Browse All Recipes

Chilli crab

Australian Gourmet Traveller classic dish recipe for Singapore chilli crab.

By Alice Storey
  • Serves 8
  • 15 mins preparation
  • 25 mins cooking
Singapore chilli crab
Singapore chilli crab

One of the most satisfying - and surely the most famous - of all crab dishes, Singapore chilli crab has a relatively short history. The dish consists of crab in its shell, stir-fried and heavily coated in a rich, sweet red sauce made with bottled tomato sauce (ketchup), soy sauce and ginger, among other ingredients, thickened with egg and cornflour. Mud crab, with its generous amount of flaky sweet flesh, is traditionally the crustacean of choice for chilli crab.

Singaporean Cher Yam Tian created the original version of chilli crab for her husband in 1950, and began selling it shortly afterwards from a humble street cart. The acclaim her invention garnered was so great that in 1956 she and her husband opened a restaurant, Palm Beach Seafood, which is still cooking up this famous dish today.

Madame Cher's version was sweeter and less rich than the one that many of us are now familiar with. The later additions of egg and sambal have been attributed to chef Hooi Kok Wai of Singapore's Dragon Phoenix Restaurant, which also serves its version of the recipe to this day.

Singaporeans aren't the only people proud to call chilli crab their own, however. The Malaysian tourism minister caused a mini media storm back in 2009 when she suggested that Malaysia's chilli crab had been "hijacked" by other countries. Indeed, excellent variations of the dish can be found in many unassuming Malaysian restaurants in Australia.

Despite the name, there's not a lot of spicy heat in traditional chilli crab. In our recipe, the long chillies add only a subtle heat; feel free to add more chilli to taste. If you prefer less sweetness than is customary, fresh tomatoes would be a fine addition.
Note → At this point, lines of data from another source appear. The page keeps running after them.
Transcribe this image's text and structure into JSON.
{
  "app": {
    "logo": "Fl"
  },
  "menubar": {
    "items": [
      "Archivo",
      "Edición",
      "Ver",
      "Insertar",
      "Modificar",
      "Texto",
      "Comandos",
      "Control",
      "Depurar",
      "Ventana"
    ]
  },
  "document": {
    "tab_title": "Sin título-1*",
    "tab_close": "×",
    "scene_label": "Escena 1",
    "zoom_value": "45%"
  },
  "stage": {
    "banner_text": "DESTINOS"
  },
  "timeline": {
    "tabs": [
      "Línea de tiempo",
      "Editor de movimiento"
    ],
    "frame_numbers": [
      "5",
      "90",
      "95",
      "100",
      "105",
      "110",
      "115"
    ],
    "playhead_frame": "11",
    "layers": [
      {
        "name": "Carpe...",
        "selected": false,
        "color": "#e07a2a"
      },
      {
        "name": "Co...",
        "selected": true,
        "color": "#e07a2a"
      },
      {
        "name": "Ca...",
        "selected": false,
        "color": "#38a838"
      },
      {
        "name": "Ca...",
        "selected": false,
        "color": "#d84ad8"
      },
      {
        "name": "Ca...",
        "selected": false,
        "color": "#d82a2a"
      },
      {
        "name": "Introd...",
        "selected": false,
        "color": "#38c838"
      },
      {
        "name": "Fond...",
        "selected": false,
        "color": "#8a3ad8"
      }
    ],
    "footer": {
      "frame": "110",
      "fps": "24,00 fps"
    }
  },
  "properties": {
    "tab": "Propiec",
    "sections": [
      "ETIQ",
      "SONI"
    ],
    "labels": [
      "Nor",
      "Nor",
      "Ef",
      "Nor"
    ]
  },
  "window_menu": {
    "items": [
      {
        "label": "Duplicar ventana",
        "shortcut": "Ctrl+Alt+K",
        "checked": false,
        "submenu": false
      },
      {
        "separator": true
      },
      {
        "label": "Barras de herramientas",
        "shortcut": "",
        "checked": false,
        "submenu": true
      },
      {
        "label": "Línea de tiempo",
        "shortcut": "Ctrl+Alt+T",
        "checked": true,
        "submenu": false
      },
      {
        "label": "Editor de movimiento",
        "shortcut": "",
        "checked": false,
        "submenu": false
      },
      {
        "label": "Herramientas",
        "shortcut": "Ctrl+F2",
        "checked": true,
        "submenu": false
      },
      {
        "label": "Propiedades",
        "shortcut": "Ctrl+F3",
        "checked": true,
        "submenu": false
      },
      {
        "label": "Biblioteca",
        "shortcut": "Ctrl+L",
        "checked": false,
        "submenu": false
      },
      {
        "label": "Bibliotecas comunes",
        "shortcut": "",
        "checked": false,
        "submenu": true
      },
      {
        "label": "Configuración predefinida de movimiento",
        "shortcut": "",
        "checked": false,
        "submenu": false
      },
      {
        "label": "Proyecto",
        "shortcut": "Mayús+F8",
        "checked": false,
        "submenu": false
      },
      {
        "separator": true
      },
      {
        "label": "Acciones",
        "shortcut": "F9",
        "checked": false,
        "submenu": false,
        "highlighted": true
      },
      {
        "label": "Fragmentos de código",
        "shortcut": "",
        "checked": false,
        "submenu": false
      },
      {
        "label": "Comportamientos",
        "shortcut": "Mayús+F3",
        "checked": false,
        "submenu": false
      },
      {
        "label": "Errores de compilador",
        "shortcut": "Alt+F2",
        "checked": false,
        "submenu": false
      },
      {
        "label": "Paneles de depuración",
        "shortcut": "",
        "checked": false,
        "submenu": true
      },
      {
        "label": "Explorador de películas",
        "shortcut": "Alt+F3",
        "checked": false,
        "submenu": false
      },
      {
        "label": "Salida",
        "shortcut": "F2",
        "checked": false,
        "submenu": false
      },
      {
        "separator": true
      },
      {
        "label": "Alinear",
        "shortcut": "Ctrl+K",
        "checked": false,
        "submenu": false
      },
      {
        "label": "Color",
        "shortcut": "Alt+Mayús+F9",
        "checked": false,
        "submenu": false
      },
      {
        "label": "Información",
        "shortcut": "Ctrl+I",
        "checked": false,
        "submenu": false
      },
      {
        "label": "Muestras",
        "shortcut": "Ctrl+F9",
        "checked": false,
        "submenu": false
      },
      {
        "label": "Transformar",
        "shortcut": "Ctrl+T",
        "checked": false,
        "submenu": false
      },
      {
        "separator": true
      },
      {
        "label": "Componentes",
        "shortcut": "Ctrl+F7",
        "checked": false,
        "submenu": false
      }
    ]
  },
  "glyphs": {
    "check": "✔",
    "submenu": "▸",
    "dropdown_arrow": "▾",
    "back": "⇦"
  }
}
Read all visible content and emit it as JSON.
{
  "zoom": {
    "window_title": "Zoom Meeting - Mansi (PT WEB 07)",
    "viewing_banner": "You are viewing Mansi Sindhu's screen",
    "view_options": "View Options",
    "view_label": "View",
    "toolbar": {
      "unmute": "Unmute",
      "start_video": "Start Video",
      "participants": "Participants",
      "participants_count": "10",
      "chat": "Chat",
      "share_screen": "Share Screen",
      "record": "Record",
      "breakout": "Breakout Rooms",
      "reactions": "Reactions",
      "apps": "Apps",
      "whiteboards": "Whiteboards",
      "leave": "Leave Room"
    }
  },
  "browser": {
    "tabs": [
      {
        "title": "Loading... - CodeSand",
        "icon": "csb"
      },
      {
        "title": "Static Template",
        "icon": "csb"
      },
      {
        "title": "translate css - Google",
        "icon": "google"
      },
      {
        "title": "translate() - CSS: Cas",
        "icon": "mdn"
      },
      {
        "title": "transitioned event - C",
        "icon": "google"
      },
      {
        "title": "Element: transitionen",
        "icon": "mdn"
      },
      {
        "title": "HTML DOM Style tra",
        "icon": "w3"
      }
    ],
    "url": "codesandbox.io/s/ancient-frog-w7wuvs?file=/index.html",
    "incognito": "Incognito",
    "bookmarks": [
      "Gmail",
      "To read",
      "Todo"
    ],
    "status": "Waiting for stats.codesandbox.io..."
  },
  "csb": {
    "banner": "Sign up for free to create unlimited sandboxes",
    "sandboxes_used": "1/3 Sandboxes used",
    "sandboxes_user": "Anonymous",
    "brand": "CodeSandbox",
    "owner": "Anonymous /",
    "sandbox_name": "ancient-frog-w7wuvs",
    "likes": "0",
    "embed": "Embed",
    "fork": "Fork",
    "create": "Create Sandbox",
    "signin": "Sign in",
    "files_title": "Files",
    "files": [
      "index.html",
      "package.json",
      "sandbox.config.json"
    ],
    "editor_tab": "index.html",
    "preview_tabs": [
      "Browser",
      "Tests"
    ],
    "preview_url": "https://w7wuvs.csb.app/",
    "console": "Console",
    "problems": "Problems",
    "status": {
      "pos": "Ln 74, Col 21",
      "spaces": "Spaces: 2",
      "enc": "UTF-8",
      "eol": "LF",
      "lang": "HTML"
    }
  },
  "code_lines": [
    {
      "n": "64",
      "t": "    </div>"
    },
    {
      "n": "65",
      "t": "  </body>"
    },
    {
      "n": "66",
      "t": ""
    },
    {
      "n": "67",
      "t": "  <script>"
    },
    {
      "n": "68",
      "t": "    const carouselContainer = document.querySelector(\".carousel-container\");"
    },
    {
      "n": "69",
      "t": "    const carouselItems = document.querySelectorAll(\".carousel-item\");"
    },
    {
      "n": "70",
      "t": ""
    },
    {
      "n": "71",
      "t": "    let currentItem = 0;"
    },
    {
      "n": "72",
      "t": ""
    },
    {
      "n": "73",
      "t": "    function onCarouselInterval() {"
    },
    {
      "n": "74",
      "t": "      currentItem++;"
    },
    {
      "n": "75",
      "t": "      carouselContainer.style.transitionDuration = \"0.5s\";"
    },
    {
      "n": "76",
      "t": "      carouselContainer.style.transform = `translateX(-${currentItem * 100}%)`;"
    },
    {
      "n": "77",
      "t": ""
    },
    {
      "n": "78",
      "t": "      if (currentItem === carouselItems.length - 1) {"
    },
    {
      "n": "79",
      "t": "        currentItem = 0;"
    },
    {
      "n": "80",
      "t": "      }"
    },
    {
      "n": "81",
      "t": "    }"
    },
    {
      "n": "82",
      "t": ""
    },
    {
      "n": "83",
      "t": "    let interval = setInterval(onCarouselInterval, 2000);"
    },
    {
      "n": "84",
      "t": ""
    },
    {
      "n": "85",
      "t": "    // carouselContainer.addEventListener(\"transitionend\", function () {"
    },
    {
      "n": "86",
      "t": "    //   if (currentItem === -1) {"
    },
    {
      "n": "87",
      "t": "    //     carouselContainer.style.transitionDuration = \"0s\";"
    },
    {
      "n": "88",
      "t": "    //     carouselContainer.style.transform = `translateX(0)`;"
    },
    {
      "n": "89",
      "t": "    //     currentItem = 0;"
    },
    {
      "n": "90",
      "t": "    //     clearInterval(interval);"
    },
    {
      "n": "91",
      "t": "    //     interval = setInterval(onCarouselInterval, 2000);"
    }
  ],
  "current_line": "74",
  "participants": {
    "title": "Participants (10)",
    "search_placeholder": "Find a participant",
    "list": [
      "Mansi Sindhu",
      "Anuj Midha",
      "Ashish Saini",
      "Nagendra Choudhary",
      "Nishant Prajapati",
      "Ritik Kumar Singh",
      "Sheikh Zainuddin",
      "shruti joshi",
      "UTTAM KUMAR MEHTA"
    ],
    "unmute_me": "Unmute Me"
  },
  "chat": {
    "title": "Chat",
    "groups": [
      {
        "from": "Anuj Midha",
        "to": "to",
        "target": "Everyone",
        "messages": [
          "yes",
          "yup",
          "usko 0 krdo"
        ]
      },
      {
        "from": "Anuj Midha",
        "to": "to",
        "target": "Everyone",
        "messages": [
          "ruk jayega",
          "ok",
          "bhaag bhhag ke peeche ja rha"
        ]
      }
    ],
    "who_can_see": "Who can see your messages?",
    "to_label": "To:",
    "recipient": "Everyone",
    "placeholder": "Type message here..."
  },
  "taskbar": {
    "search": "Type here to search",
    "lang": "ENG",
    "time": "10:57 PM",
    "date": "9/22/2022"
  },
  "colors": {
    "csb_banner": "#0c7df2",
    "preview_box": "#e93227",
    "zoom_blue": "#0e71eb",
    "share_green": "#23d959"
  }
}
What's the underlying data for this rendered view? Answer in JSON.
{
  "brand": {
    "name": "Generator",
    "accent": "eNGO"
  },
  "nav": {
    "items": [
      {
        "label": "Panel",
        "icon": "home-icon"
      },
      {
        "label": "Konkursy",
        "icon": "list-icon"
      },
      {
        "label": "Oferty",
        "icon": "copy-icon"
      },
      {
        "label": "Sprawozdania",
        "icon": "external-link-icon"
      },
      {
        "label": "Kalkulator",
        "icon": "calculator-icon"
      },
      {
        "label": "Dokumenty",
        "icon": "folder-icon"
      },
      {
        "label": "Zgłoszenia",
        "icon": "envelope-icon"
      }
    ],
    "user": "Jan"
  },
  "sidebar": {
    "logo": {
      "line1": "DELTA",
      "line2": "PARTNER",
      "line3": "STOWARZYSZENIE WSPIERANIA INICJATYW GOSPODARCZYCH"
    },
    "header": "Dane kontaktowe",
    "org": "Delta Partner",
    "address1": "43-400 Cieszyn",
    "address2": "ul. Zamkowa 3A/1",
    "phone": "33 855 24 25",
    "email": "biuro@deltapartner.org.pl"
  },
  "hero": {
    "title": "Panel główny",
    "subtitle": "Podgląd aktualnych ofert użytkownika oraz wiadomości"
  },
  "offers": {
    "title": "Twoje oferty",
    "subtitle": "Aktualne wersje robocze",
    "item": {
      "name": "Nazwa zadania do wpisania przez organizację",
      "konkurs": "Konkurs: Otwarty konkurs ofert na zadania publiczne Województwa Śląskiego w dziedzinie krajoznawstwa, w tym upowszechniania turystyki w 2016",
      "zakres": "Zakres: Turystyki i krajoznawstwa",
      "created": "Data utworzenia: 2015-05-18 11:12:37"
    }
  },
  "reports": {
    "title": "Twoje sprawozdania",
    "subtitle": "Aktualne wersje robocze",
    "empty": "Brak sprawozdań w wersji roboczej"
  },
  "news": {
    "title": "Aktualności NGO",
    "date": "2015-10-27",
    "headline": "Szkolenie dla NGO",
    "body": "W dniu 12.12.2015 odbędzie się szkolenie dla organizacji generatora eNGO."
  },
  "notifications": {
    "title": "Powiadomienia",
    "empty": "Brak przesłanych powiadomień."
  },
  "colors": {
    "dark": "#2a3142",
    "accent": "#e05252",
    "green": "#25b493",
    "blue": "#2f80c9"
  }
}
Eating chilli crab is a messy business and requires you to leave decorum at the door. Popular accompaniments include crusty bread and mantou, Chinese steamed buns, which are great for mopping up all the wonderful sauce. Of course steamed rice does the trick too. Arm yourself and your guests with the necessary tools - crab crackers, crab pick, finger bowl, bib and napkin - and dig in.

This Singaporean classic is a messy business, writes Lisa Featherby, but worth it. Dig out the finger bowls and dig in.


  • ½ tsp cornflour
  • 10 long red chillies, finely chopped
  • 1 onion, finely chopped
  • 80 ml vegetable oil (1/3 cup)
  • 2 live mud crabs (about 1kg each), killed humanely, scrubbed and quartered
  • 35 gm ginger, finely chopped (7cm piece)
  • 3 garlic cloves, finely chopped
  • 1 tbsp tomato paste
  • 200 ml tomato purée
  • 2 tbsp tomato sauce (ketchup)
  • 1 egg, lightly beaten
  • 2 tbsp light soy sauce, or to taste
  • 1 tbsp sugar, or to taste
  • coriander, thinly sliced spring onions, and crusty bread, steamed buns or steamed rice, To serve


  • 1
    Whisk cornflour and 200ml water in a small bowl to combine and set aside.
  • 2
    Process chilli and onion in a food processor until a paste forms and set aside.
  • 3
    Heat oil in a large wok over medium heat. Add crab and stir-fry until starting to colour (3-4 minutes). Remove crab with a slotted spoon and set aside.
  • 4
    Add chilli paste and stir until tender (7-10 minutes). Add ginger and garlic, stir until fragrant (2-3 minutes). Add tomato paste and stir until mixture darkens in colour (1-2 minutes). Add tomato purée and ketchup, bring to the simmer, add cornflour mixture, stir to combine, then add crab and cook, stirring occasionally, until orange and cooked through (10-12 minutes). Drizzle with egg, stir to coat, season to taste with soy sauce, sugar and salt and serve hot topped with coriander and spring onion, with bread or steamed rice.